Likewise the prophesy does not just impact the killer and the killed brother, but affects the others in the family. The mother, unable anyway to cope with the boys unruly behaviour whilst nursing their baby sister, has a nervous breakdown when Ikena is killed. The father has to give up his job and return home as he sees not only his career, his ability to provide for his family, but also his dreams for the boys’ future destroyed in turn. His resolve and love for his wife and children really come through in his determination to manage no matter what – he opens a bookshop to earn money, he hides his wife’s illness so no one will taint her, he tries to cover up his inadequate attempt to deal with Abulu so she will not know and never worry over this as well.

SPOLIER ALERT – the family is in effect hit by multiple tragedies – Ikena’s murder, Bola’s suicide, mother’s breakdown, father’s loss of professional status. father’s inability to see to Abula, and then Obeme and Benjamin’s murder of Abulu and a soldier who interrupts them.  Whilst Obeme runs, it is Benjamin who stands trial, his father encouraging him to stand talla nd tell the truth about why they did it. Condemned to imprisonment till he is 18 years without family visits, he is eventually released when there is a change in government, he is welcomed back home at the end of the book when Obeme also return on the same day “to face their father together”

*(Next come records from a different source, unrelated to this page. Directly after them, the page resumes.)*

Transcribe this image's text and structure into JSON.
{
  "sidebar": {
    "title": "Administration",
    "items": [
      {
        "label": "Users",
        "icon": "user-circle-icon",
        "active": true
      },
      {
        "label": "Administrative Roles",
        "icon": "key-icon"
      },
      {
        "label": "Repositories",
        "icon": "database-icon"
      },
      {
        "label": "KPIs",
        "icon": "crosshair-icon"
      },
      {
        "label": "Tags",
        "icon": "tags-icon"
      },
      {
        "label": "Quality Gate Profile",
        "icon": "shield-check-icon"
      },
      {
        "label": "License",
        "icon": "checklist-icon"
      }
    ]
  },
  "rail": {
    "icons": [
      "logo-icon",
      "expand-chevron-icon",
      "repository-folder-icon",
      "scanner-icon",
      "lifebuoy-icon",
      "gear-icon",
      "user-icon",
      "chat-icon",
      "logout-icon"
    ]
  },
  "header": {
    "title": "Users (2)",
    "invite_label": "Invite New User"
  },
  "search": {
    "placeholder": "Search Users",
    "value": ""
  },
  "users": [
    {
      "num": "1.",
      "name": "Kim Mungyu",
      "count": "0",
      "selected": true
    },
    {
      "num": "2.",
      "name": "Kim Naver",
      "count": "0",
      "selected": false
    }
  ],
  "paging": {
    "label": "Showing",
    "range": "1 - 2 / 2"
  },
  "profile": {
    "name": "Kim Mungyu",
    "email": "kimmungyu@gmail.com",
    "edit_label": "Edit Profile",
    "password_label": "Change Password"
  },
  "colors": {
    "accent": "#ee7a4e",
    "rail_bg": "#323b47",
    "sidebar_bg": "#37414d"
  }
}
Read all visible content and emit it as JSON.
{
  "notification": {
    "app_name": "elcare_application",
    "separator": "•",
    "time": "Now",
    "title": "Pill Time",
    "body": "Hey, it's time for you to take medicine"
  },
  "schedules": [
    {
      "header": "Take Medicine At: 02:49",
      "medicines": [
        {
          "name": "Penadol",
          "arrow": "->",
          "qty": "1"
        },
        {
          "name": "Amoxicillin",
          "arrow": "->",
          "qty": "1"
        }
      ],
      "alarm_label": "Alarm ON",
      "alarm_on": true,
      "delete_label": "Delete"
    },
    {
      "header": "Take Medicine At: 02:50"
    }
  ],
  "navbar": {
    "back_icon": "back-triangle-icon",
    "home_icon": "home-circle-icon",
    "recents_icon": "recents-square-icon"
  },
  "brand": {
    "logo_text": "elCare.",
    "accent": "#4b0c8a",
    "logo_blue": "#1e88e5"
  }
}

I loved this story, the writing style, the characters, the the author has Benjamin describe each of the main people of the book in their animal form – tadpoles, falconer etc. As such it really does blend African and Western traditions seamlessly and smoothly. My radar is on high alert for his next book. This one has, quite rightly in my opinion been longlisted for the 2015 Booker, for the Guardian First Book Award and other prizes.

ashramblings verdict 4* and I might even be persuaded to give it more! For me, so far, this is the best of the 2015 Booker Longlist I have read.

Saturday 5 September 2015

Music group playlist

Our music sharing group met again on Thursday this week. The playlist was 

  1. Richard Strauss  - 'At sunset'  from The Four Last Songs (Lisa Della Cara was the singer on the version we heard but I can’t find an online link to her version so here is Jessye Normans)
  2. Michael Brecker  - Escher Sketch  A Tale of Two Rhythms from the  1990 album 'Now You See It... Now You Don't
  3. George Gershwin  (arr P. Grainger)   - The Man I  Love